Many animals need sleep. But all of the threats and demands animals face don’t just go away when it’s time to doze. That’s why a range of birds, mammals, and even humans experience some degree of asymmetrical sleep,
where parts of the brain are asleep and other areas are more active. So, how does it work? Masako Tamaki explores how animals’ brains remain vigilant even at their most vulnerable. Lesson by Masako Tamaki.

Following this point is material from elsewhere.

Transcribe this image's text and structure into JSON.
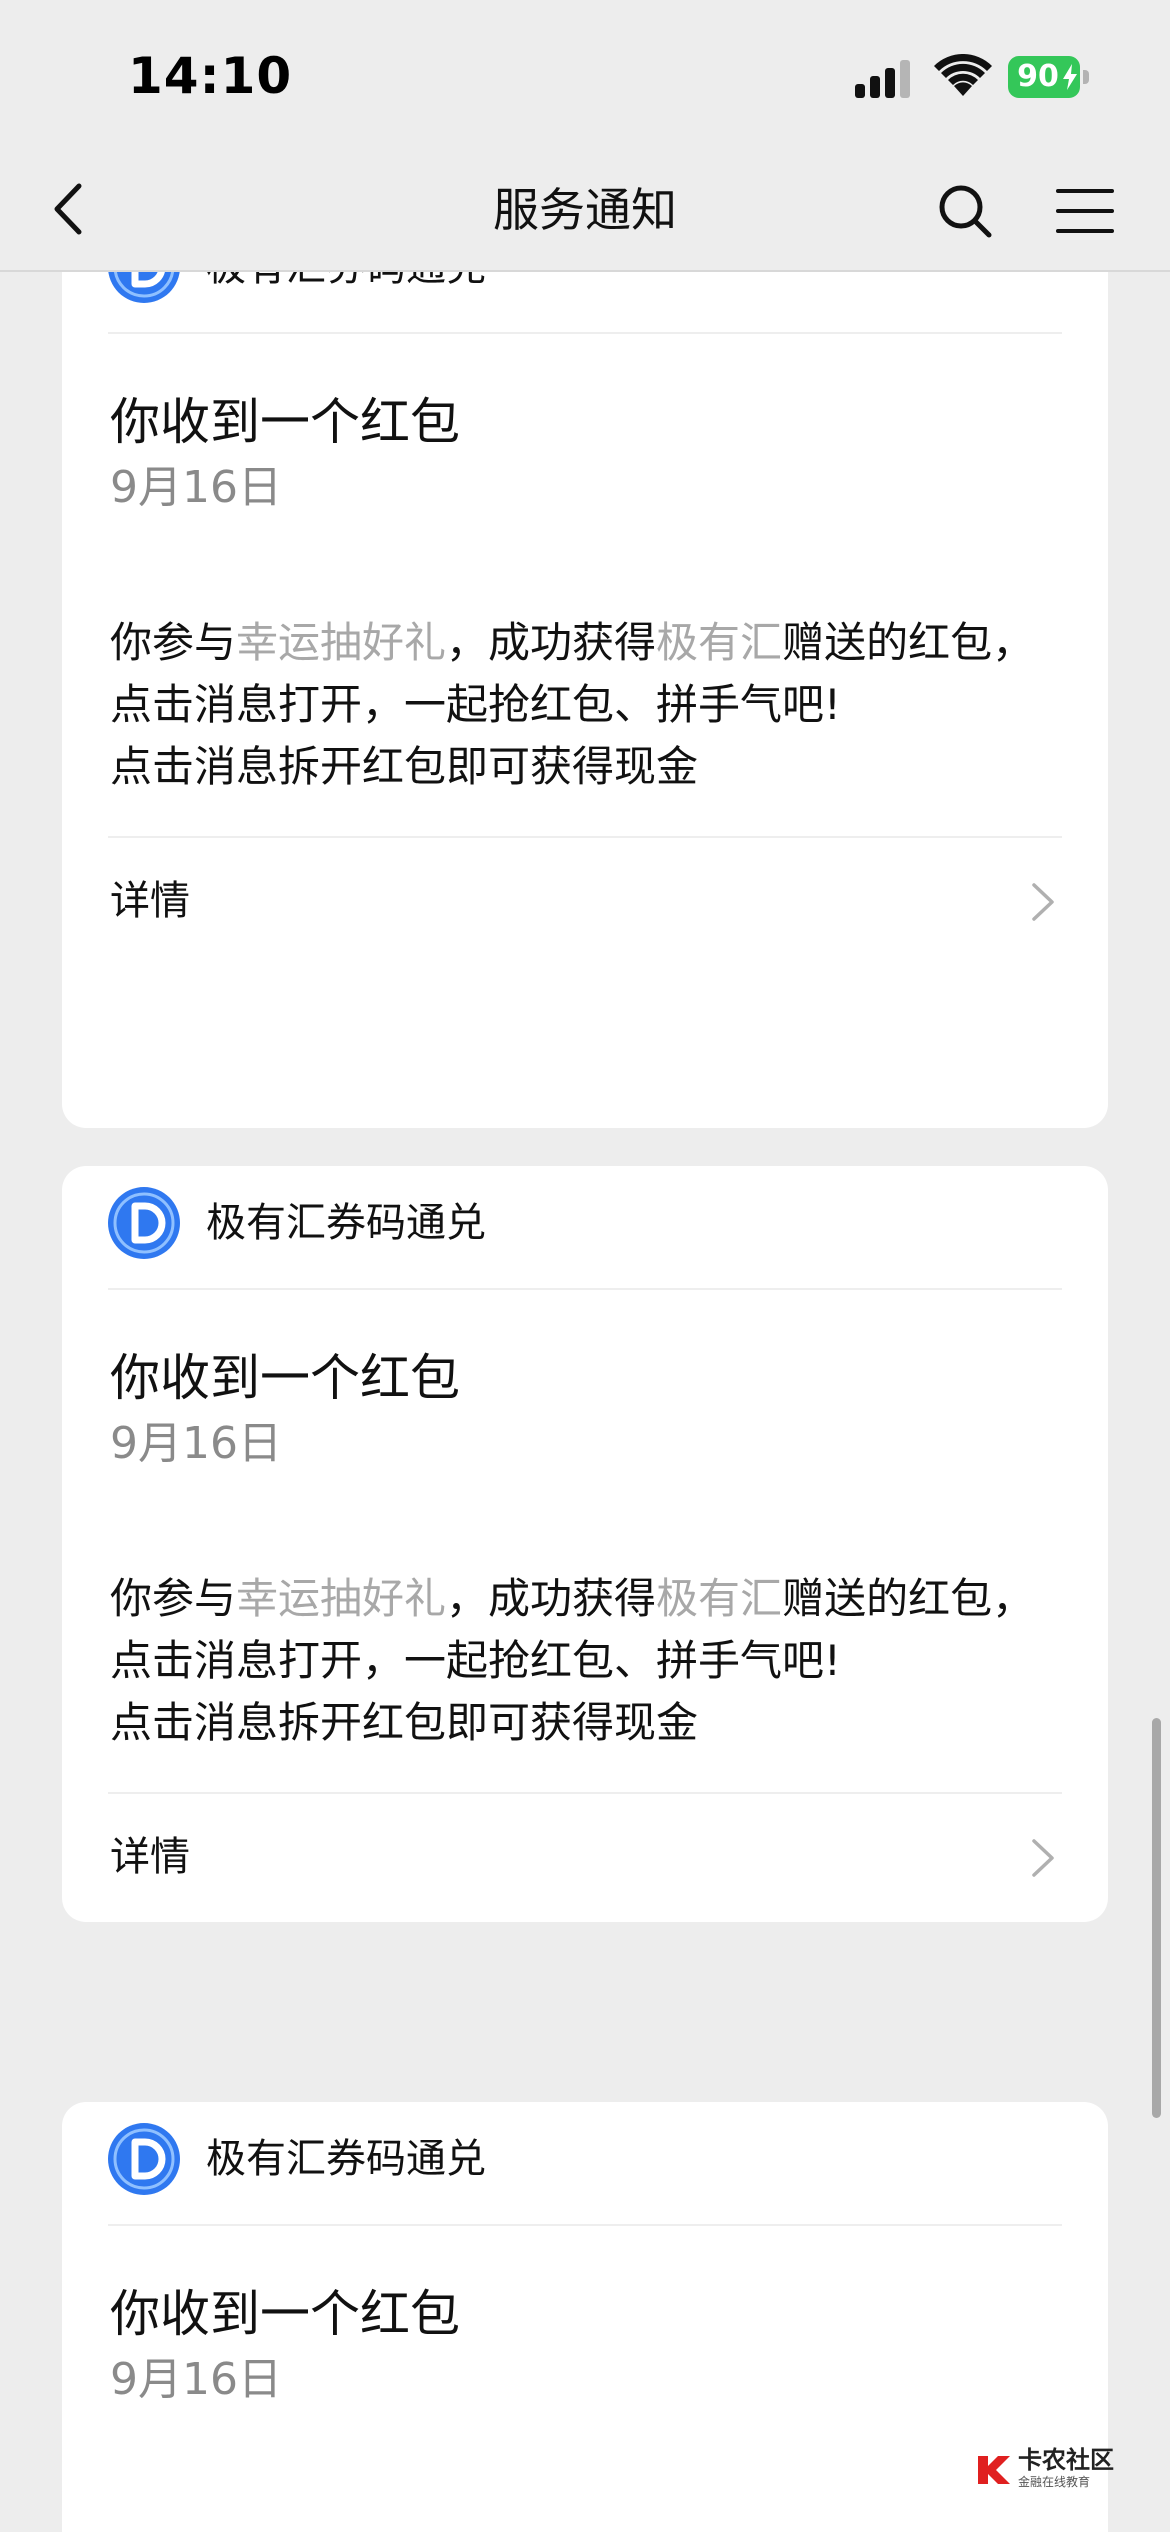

She is Assistant Professor of Cognitive, Linguistic & Psychological Sciences. And also Researcher National Institute of Occupational Safety and Health in Tokyo, Japan.